Dr Lauren Kelly also looked into the claims for the same TV network, and was quick to point out that pizza is not particularly good for you – but that most cereals available today are even worse.

Lauren also insisted Chelsey’s claims about pizza were designed to “highlight that cereal has poor nutritional value”, rather than praise pizza.

She added: “Not that pizza is the best choice either, but people usually consider pizza a cheat food – the opposite of a healthy choice.”

And Chelsey agreed, saying she was “not recommending pizza as an everyday breakfast”, but instead trying to discourage people from eating sugary cereal.

She clarified: “People should focus on a balance of high fibre carbohydrates, lean protein, and healthy fats to stay full throughout the morning.

“It’s shocking to know that pizza is comparable to, if not higher in protein than, the food so many American kids are eating every morning for breakfast.”

Lauren and Chelsey both say the best thing to do is think about what you eat and try to make healthy choices for each meal.

Dr Kelly said: “The important take home is to be more mindful of what’s in our food and to eat a balanced breakfast that’s high in protein and minimizes carbs from added sugar and fried foods.”

And Chelsey added: “Additionally, it’s important to note that there are some great breakfast cereals on the market.
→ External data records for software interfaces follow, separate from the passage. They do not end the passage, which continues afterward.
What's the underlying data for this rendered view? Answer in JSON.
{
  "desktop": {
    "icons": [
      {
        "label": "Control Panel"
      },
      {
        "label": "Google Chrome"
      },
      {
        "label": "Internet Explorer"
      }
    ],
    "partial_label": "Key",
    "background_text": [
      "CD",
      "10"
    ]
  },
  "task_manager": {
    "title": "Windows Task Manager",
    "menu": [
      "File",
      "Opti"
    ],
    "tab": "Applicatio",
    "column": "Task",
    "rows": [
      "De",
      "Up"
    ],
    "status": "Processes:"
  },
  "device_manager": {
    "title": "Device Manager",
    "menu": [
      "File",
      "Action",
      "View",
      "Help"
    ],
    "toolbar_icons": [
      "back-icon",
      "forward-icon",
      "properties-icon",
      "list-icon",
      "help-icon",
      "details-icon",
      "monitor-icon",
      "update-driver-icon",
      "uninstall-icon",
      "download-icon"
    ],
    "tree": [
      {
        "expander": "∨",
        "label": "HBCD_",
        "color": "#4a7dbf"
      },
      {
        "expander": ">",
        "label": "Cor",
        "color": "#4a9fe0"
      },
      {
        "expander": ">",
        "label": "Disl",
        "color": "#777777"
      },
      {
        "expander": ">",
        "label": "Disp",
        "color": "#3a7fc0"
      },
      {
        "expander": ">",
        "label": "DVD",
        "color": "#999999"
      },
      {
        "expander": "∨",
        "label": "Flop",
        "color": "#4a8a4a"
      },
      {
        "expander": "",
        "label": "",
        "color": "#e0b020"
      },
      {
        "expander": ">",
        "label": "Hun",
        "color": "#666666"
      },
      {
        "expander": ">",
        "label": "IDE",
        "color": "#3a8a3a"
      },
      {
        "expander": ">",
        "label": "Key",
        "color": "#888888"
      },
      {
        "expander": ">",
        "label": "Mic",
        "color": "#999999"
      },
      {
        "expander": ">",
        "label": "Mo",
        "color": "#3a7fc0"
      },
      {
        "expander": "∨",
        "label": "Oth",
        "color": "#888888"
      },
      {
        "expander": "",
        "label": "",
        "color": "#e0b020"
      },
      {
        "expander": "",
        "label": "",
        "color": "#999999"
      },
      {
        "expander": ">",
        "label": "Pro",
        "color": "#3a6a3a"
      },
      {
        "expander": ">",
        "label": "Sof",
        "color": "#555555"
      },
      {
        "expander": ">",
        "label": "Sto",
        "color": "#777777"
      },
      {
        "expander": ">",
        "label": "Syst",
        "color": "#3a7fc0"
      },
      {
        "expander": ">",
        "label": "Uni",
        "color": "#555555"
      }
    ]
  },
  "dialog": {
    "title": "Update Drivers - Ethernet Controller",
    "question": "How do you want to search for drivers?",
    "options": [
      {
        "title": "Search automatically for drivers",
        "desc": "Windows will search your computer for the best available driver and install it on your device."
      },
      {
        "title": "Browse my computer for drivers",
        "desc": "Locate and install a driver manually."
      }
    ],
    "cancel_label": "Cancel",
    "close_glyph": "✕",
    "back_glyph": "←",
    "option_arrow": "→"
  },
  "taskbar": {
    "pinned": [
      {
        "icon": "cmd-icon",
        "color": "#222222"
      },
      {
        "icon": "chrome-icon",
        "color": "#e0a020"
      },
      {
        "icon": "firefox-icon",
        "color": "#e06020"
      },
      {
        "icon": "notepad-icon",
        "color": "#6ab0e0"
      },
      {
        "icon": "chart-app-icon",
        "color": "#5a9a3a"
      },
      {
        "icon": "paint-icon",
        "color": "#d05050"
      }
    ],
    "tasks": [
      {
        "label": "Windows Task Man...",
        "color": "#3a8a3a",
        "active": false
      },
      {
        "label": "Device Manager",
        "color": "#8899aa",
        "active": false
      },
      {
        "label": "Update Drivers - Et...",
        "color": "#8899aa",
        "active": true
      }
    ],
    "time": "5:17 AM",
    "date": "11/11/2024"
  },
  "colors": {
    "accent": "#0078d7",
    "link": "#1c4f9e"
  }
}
“Look for whole grains and less than 5g sugar per serving when checking the nutrition facts label.”